- **Exercise instructions**: Scan the records for lines holding "data". Say how many there are and give nothing else.

- **Task inputs**:
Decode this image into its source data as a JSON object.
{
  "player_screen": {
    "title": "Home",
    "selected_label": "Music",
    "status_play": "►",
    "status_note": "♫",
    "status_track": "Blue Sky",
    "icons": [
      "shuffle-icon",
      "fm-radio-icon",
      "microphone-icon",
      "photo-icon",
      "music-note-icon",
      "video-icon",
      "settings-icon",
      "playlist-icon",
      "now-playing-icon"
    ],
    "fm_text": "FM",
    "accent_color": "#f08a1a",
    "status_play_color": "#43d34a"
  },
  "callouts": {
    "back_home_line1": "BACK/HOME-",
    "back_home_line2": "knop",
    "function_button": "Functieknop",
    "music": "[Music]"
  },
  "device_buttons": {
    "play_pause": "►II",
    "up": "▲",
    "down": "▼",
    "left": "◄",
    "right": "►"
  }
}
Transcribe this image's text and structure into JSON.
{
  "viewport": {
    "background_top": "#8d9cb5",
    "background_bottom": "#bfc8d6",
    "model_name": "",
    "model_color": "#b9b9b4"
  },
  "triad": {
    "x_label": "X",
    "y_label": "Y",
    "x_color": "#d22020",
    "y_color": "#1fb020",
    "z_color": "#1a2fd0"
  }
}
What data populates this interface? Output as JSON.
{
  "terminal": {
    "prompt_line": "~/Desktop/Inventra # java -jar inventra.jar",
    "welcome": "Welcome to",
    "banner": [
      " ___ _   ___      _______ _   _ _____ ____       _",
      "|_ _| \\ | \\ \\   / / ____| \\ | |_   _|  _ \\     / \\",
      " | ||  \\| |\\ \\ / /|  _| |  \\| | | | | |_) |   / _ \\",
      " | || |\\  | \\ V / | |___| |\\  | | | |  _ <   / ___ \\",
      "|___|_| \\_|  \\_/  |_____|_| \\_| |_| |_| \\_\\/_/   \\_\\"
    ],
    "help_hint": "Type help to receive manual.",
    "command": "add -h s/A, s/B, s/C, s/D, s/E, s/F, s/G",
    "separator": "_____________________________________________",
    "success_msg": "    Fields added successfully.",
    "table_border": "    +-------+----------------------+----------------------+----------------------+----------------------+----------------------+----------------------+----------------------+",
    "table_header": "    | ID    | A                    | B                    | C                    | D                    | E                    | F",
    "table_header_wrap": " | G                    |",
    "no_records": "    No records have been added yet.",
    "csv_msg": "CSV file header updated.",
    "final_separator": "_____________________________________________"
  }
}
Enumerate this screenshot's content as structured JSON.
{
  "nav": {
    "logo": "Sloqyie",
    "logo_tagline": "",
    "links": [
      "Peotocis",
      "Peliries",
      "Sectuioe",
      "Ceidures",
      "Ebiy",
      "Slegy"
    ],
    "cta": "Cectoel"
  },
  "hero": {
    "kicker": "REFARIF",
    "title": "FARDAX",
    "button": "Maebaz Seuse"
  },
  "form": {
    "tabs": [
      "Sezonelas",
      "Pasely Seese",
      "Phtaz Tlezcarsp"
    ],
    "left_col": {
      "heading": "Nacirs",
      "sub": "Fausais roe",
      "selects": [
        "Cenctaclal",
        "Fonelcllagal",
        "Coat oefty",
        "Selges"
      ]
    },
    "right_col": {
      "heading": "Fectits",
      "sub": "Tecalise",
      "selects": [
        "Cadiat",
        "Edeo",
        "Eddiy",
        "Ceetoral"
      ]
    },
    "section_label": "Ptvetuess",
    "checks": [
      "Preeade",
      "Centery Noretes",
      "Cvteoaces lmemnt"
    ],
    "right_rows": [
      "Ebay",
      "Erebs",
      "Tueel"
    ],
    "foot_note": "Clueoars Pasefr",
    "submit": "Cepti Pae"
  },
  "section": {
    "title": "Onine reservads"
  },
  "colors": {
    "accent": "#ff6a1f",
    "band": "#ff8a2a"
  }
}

- **Final answer**: 2